* _EXERCISE DETAILS_
Leaving nothing out, set down all the data exactly.

* _DATASET EXCERPTS_

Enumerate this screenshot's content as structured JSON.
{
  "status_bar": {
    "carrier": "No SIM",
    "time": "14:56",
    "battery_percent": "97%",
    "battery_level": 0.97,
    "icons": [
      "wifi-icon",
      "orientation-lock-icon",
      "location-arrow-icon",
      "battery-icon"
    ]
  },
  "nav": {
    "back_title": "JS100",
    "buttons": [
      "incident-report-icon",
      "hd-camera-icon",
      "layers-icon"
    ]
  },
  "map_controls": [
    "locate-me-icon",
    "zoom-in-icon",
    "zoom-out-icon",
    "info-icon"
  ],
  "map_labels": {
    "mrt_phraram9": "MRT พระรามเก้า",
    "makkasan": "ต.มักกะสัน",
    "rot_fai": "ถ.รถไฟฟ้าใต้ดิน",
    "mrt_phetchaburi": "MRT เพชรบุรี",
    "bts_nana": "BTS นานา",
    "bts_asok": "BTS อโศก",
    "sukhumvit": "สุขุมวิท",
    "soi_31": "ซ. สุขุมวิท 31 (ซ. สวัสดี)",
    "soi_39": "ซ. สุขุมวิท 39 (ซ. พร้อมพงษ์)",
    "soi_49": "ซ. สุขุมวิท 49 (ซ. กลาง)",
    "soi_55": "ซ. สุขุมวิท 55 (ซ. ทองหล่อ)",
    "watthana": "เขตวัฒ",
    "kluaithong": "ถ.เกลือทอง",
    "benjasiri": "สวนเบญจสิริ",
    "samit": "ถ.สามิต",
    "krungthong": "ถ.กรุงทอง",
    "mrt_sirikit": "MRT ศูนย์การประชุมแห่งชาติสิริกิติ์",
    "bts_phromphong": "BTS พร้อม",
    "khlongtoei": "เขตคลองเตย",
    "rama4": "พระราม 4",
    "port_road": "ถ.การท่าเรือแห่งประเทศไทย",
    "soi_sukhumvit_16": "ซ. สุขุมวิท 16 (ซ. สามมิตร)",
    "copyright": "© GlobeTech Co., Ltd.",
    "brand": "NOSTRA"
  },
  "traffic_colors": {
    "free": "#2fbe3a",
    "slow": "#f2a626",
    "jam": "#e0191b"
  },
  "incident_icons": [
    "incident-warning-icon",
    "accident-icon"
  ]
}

* _COMPLETED EXERCISE_
Enumerate this screenshot's content as structured JSON.
{
  "status_bar": {
    "carrier": "No SIM",
    "time": "14:56",
    "battery_percent": "97%",
    "battery_level": 0.97,
    "icons": [
      "wifi-icon",
      "orientation-lock-icon",
      "location-arrow-icon",
      "battery-icon"
    ]
  },
  "nav": {
    "back_title": "JS100",
    "buttons": [
      "incident-report-icon",
      "hd-camera-icon",
      "layers-icon"
    ]
  },
  "map_controls": [
    "locate-me-icon",
    "zoom-in-icon",
    "zoom-out-icon",
    "info-icon"
  ],
  "map_labels": {
    "mrt_phraram9": "MRT พระรามเก้า",
    "makkasan": "ต.มักกะสัน",
    "rot_fai": "ถ.รถไฟฟ้าใต้ดิน",
    "mrt_phetchaburi": "MRT เพชรบุรี",
    "bts_nana": "BTS นานา",
    "bts_asok": "BTS อโศก",
    "sukhumvit": "สุขุมวิท",
    "soi_31": "ซ. สุขุมวิท 31 (ซ. สวัสดี)",
    "soi_39": "ซ. สุขุมวิท 39 (ซ. พร้อมพงษ์)",
    "soi_49": "ซ. สุขุมวิท 49 (ซ. กลาง)",
    "soi_55": "ซ. สุขุมวิท 55 (ซ. ทองหล่อ)",
    "watthana": "เขตวัฒ",
    "kluaithong": "ถ.เกลือทอง",
    "benjasiri": "สวนเบญจสิริ",
    "samit": "ถ.สามิต",
    "krungthong": "ถ.กรุงทอง",
    "mrt_sirikit": "MRT ศูนย์การประชุมแห่งชาติสิริกิติ์",
    "bts_phromphong": "BTS พร้อม",
    "khlongtoei": "เขตคลองเตย",
    "rama4": "พระราม 4",
    "port_road": "ถ.การท่าเรือแห่งประเทศไทย",
    "soi_sukhumvit_16": "ซ. สุขุมวิท 16 (ซ. สามมิตร)",
    "copyright": "© GlobeTech Co., Ltd.",
    "brand": "NOSTRA"
  },
  "traffic_colors": {
    "free": "#2fbe3a",
    "slow": "#f2a626",
    "jam": "#e0191b"
  },
  "incident_icons": [
    "incident-warning-icon",
    "accident-icon"
  ]
}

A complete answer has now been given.